◆ **PROMPT**:
Retype the records below exactly. Leave nothing out.

(Extracted data entries)
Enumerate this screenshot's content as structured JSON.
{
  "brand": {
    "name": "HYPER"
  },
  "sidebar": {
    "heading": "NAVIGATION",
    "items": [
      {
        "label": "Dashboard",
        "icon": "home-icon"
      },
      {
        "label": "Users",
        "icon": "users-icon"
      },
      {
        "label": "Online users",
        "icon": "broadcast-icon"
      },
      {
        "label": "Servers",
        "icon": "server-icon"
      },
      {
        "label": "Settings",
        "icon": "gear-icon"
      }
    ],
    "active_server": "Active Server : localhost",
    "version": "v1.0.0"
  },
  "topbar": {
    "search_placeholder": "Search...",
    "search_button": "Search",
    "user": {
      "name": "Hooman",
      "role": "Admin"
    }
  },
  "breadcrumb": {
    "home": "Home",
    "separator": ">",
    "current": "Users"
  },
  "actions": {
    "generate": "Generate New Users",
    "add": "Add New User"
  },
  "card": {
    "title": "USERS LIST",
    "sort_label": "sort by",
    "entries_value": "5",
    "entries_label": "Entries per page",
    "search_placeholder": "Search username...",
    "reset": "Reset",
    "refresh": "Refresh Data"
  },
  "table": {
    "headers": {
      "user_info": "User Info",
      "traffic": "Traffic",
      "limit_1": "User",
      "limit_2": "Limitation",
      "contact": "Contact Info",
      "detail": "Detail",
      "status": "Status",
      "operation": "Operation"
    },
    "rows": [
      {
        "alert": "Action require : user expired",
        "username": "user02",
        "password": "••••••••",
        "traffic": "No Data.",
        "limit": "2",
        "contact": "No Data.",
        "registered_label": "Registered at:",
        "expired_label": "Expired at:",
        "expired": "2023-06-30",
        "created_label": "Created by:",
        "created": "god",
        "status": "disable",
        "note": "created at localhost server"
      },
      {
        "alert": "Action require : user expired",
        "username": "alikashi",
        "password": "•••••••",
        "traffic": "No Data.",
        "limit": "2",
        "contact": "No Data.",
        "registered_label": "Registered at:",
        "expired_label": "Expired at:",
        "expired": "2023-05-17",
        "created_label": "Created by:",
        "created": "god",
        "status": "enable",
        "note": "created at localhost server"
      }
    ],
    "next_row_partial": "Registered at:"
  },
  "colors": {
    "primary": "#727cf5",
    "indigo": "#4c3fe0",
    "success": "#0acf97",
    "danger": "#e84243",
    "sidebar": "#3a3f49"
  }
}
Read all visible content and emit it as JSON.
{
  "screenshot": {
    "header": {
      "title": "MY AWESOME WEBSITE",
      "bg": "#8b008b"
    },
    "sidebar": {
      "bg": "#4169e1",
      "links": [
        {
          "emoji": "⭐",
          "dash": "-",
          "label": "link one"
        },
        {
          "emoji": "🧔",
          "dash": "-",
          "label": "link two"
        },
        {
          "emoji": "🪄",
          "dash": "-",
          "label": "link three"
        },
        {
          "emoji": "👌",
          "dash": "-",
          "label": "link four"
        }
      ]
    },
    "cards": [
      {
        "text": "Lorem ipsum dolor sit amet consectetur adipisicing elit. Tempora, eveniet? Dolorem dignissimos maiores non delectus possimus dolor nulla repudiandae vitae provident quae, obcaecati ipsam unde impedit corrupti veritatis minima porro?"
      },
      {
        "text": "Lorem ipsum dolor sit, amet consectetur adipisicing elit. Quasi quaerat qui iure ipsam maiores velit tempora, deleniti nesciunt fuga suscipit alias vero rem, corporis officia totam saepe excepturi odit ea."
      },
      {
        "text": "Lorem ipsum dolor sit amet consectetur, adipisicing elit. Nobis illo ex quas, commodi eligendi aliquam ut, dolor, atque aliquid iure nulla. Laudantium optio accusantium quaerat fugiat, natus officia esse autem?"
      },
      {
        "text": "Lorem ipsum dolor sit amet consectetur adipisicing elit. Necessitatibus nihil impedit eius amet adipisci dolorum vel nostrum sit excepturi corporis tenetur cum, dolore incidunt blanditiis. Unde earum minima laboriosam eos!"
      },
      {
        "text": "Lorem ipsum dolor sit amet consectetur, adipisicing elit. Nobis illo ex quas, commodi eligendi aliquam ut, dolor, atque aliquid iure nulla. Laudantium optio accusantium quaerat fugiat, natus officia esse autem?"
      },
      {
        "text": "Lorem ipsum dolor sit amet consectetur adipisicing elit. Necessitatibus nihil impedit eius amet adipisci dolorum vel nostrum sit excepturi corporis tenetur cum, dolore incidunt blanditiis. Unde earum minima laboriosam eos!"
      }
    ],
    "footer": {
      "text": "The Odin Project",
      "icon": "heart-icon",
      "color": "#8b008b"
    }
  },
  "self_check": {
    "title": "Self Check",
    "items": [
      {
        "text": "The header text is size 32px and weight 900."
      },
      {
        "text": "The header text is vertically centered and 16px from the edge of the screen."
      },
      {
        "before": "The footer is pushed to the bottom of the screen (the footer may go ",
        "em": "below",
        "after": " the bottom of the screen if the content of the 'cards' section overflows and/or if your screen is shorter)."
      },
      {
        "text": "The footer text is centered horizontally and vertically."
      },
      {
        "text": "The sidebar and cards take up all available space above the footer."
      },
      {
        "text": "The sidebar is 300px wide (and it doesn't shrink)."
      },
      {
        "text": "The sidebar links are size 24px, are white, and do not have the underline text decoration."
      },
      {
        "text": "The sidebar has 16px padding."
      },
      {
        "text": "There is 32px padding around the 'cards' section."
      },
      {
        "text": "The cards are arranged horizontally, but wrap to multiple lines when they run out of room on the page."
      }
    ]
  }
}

◆ **FINISHED TASK**:
Enumerate this screenshot's content as structured JSON.
{
  "brand": {
    "name": "HYPER"
  },
  "sidebar": {
    "heading": "NAVIGATION",
    "items": [
      {
        "label": "Dashboard",
        "icon": "home-icon"
      },
      {
        "label": "Users",
        "icon": "users-icon"
      },
      {
        "label": "Online users",
        "icon": "broadcast-icon"
      },
      {
        "label": "Servers",
        "icon": "server-icon"
      },
      {
        "label": "Settings",
        "icon": "gear-icon"
      }
    ],
    "active_server": "Active Server : localhost",
    "version": "v1.0.0"
  },
  "topbar": {
    "search_placeholder": "Search...",
    "search_button": "Search",
    "user": {
      "name": "Hooman",
      "role": "Admin"
    }
  },
  "breadcrumb": {
    "home": "Home",
    "separator": ">",
    "current": "Users"
  },
  "actions": {
    "generate": "Generate New Users",
    "add": "Add New User"
  },
  "card": {
    "title": "USERS LIST",
    "sort_label": "sort by",
    "entries_value": "5",
    "entries_label": "Entries per page",
    "search_placeholder": "Search username...",
    "reset": "Reset",
    "refresh": "Refresh Data"
  },
  "table": {
    "headers": {
      "user_info": "User Info",
      "traffic": "Traffic",
      "limit_1": "User",
      "limit_2": "Limitation",
      "contact": "Contact Info",
      "detail": "Detail",
      "status": "Status",
      "operation": "Operation"
    },
    "rows": [
      {
        "alert": "Action require : user expired",
        "username": "user02",
        "password": "••••••••",
        "traffic": "No Data.",
        "limit": "2",
        "contact": "No Data.",
        "registered_label": "Registered at:",
        "expired_label": "Expired at:",
        "expired": "2023-06-30",
        "created_label": "Created by:",
        "created": "god",
        "status": "disable",
        "note": "created at localhost server"
      },
      {
        "alert": "Action require : user expired",
        "username": "alikashi",
        "password": "•••••••",
        "traffic": "No Data.",
        "limit": "2",
        "contact": "No Data.",
        "registered_label": "Registered at:",
        "expired_label": "Expired at:",
        "expired": "2023-05-17",
        "created_label": "Created by:",
        "created": "god",
        "status": "enable",
        "note": "created at localhost server"
      }
    ],
    "next_row_partial": "Registered at:"
  },
  "colors": {
    "primary": "#727cf5",
    "indigo": "#4c3fe0",
    "success": "#0acf97",
    "danger": "#e84243",
    "sidebar": "#3a3f49"
  }
}
Read all visible content and emit it as JSON.
{
  "screenshot": {
    "header": {
      "title": "MY AWESOME WEBSITE",
      "bg": "#8b008b"
    },
    "sidebar": {
      "bg": "#4169e1",
      "links": [
        {
          "emoji": "⭐",
          "dash": "-",
          "label": "link one"
        },
        {
          "emoji": "🧔",
          "dash": "-",
          "label": "link two"
        },
        {
          "emoji": "🪄",
          "dash": "-",
          "label": "link three"
        },
        {
          "emoji": "👌",
          "dash": "-",
          "label": "link four"
        }
      ]
    },
    "cards": [
      {
        "text": "Lorem ipsum dolor sit amet consectetur adipisicing elit. Tempora, eveniet? Dolorem dignissimos maiores non delectus possimus dolor nulla repudiandae vitae provident quae, obcaecati ipsam unde impedit corrupti veritatis minima porro?"
      },
      {
        "text": "Lorem ipsum dolor sit, amet consectetur adipisicing elit. Quasi quaerat qui iure ipsam maiores velit tempora, deleniti nesciunt fuga suscipit alias vero rem, corporis officia totam saepe excepturi odit ea."
      },
      {
        "text": "Lorem ipsum dolor sit amet consectetur, adipisicing elit. Nobis illo ex quas, commodi eligendi aliquam ut, dolor, atque aliquid iure nulla. Laudantium optio accusantium quaerat fugiat, natus officia esse autem?"
      },
      {
        "text": "Lorem ipsum dolor sit amet consectetur adipisicing elit. Necessitatibus nihil impedit eius amet adipisci dolorum vel nostrum sit excepturi corporis tenetur cum, dolore incidunt blanditiis. Unde earum minima laboriosam eos!"
      },
      {
        "text": "Lorem ipsum dolor sit amet consectetur, adipisicing elit. Nobis illo ex quas, commodi eligendi aliquam ut, dolor, atque aliquid iure nulla. Laudantium optio accusantium quaerat fugiat, natus officia esse autem?"
      },
      {
        "text": "Lorem ipsum dolor sit amet consectetur adipisicing elit. Necessitatibus nihil impedit eius amet adipisci dolorum vel nostrum sit excepturi corporis tenetur cum, dolore incidunt blanditiis. Unde earum minima laboriosam eos!"
      }
    ],
    "footer": {
      "text": "The Odin Project",
      "icon": "heart-icon",
      "color": "#8b008b"
    }
  },
  "self_check": {
    "title": "Self Check",
    "items": [
      {
        "text": "The header text is size 32px and weight 900."
      },
      {
        "text": "The header text is vertically centered and 16px from the edge of the screen."
      },
      {
        "before": "The footer is pushed to the bottom of the screen (the footer may go ",
        "em": "below",
        "after": " the bottom of the screen if the content of the 'cards' section overflows and/or if your screen is shorter)."
      },
      {
        "text": "The footer text is centered horizontally and vertically."
      },
      {
        "text": "The sidebar and cards take up all available space above the footer."
      },
      {
        "text": "The sidebar is 300px wide (and it doesn't shrink)."
      },
      {
        "text": "The sidebar links are size 24px, are white, and do not have the underline text decoration."
      },
      {
        "text": "The sidebar has 16px padding."
      },
      {
        "text": "There is 32px padding around the 'cards' section."
      },
      {
        "text": "The cards are arranged horizontally, but wrap to multiple lines when they run out of room on the page."
      }
    ]
  }
}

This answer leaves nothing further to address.